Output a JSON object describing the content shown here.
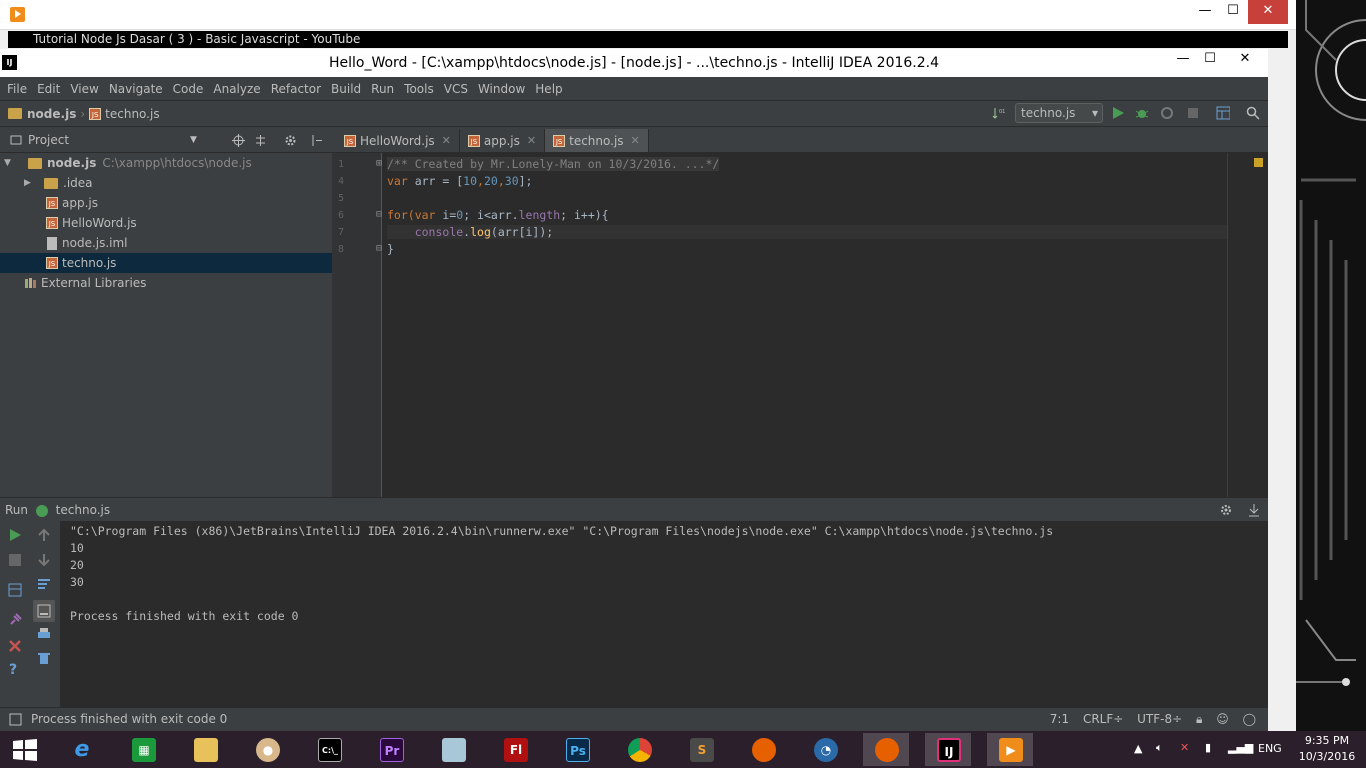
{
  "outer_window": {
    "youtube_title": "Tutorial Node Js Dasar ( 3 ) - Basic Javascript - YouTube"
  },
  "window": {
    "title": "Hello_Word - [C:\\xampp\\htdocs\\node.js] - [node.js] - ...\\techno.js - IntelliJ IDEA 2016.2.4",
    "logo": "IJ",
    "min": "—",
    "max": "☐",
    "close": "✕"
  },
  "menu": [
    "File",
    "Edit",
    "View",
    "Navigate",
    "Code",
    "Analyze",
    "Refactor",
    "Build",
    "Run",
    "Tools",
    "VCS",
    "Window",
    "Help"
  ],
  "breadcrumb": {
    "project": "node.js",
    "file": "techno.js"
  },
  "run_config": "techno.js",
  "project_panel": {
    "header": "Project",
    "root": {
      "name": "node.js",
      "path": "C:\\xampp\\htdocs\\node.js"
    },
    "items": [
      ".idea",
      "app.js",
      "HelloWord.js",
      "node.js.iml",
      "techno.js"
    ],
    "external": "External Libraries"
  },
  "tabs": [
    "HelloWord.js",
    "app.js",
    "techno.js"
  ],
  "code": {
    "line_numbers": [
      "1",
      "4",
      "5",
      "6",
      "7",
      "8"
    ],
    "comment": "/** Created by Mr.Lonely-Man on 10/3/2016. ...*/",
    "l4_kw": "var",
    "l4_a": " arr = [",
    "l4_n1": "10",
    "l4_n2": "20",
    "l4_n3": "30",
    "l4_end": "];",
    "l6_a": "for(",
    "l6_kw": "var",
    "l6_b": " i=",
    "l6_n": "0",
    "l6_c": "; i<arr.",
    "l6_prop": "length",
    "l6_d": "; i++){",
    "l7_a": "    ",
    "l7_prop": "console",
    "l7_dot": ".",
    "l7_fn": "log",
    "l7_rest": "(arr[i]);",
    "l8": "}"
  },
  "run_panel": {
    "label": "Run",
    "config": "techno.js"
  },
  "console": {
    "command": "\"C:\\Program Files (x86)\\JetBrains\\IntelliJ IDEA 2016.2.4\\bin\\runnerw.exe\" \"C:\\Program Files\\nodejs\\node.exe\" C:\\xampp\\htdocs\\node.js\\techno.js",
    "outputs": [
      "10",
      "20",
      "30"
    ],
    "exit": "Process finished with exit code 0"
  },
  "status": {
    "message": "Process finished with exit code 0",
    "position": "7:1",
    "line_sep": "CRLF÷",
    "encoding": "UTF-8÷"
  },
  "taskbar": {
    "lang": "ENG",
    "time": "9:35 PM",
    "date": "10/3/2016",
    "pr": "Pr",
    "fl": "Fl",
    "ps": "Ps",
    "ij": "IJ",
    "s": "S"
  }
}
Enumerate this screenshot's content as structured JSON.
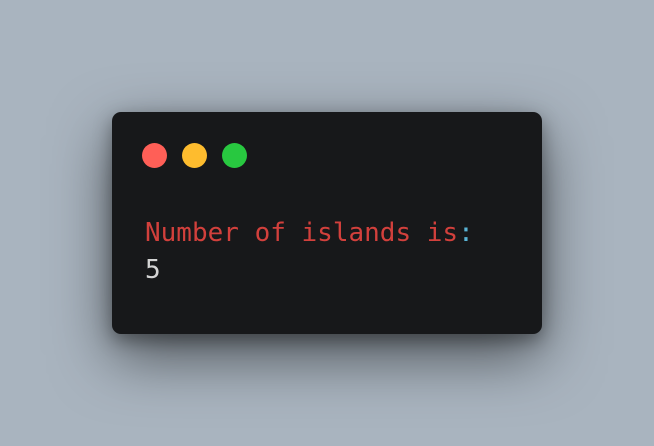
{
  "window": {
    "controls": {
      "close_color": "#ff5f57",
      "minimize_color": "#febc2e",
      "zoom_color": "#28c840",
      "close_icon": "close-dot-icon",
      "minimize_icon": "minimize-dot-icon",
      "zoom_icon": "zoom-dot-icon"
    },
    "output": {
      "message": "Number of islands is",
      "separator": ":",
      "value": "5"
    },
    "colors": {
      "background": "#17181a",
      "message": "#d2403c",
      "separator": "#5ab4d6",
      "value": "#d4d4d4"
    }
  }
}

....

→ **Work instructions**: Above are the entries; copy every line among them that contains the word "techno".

→ **Written response**:
    "title": "Hello_Word - [C:\\xampp\\htdocs\\node.js] - [node.js] - ...\\techno.js - IntelliJ IDEA 2016.2.4",
    "file": "techno.js"
  "run_config": "techno.js",
      "techno.js"
    "techno.js"
    "config": "techno.js"
    "command": "\"C:\\Program Files (x86)\\JetBrains\\IntelliJ IDEA 2016.2.4\\bin\\runnerw.exe\" \"C:\\Program Files\\nodejs\\node.exe\" C:\\xampp\\htdocs\\node.js\\techno.js",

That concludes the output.